North Carolina State University has recently conducted research revealing an “oversight in a radioisotope dating technique used to date everything from meteorites to geologic samples,” which means that “scientists have likely overestimated the ages of many samples.” This research was done in the university’s Nuclear Engineering Department by Associate Professor Robert Hayes and a report published in the journal Nuclear Technology.1 To claim a key flaw has been found in the radioisotope dating methodology, which underpins the millions-of-years edifice of all modern secular geology, is quite extraordinary.
Such an extraordinary claim requires extraordinary evidence to back it up, and since this is a complicated subject, it requires some preliminary explanations so that the details of this claim and the evidence for it can be readily understood.
The ejected particles can be measured by suitable detectors such as Geiger counters.
This process of nuclei ejecting particles is known as radioactive decay.

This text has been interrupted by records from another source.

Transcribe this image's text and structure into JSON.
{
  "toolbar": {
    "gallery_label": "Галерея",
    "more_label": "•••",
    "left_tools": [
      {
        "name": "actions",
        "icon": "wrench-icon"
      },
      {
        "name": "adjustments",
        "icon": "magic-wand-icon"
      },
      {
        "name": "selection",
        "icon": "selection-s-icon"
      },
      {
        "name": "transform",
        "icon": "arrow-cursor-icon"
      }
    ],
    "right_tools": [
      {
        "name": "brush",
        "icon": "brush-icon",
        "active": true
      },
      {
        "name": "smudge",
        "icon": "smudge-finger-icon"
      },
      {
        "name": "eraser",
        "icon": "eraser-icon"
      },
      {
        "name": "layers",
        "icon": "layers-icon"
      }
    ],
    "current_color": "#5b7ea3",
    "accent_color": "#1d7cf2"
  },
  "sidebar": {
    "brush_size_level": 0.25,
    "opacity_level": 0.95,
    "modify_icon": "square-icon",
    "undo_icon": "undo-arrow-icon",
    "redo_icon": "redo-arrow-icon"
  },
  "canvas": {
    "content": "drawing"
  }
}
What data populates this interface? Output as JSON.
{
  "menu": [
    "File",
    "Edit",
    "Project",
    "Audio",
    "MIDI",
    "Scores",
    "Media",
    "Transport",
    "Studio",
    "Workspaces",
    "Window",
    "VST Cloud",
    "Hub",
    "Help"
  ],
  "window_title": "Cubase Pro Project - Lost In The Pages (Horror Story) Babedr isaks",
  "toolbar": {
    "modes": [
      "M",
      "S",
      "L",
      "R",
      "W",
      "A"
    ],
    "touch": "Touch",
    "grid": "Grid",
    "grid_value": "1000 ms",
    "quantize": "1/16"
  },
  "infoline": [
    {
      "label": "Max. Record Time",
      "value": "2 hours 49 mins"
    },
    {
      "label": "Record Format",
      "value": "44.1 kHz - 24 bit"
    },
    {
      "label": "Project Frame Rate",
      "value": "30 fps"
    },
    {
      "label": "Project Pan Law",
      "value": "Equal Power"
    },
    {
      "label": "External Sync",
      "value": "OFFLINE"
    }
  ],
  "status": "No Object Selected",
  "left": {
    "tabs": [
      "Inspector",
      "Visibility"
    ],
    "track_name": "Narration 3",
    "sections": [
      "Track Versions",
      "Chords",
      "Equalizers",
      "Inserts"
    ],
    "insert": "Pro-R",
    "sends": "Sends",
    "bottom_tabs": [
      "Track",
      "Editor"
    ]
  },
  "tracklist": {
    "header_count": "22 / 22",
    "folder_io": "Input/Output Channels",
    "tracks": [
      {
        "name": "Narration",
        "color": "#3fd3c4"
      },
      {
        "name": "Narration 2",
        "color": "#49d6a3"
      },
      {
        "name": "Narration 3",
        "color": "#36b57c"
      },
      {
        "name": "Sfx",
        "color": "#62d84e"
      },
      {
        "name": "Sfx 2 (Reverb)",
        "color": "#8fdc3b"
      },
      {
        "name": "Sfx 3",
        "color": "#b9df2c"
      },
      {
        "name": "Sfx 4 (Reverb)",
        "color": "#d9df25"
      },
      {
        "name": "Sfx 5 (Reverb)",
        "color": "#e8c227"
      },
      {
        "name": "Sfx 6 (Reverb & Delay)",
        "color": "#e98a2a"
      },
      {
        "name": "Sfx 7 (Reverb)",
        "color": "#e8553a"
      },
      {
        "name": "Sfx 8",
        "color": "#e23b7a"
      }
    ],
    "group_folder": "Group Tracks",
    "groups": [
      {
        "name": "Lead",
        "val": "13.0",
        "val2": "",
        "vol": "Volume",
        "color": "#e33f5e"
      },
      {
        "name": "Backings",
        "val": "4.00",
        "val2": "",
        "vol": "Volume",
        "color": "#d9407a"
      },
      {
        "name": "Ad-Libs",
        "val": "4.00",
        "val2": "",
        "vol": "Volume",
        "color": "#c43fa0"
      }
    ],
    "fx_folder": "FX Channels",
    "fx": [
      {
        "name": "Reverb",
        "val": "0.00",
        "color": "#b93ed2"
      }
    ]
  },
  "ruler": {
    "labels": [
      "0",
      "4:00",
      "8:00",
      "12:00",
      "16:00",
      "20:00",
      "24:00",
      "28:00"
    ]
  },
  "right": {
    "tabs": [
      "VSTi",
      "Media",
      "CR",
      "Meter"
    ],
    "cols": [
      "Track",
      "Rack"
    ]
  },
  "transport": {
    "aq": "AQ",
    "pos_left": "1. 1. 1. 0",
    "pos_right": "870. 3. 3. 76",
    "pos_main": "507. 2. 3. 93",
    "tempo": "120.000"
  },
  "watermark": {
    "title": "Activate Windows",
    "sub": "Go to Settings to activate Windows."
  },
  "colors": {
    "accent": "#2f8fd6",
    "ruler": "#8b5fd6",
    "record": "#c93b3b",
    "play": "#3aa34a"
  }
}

Thus Geologists and others have devised ways to use radioactive decay as a method to date rocks and dead organic materials such as bones.
Since all the points on that line are the same zero age, the line is called an isochron (iso “same,” chron “age”), in this case the zero isochron. But as both samples are the same age, they will plot on the same line on the graph (see Figure 2).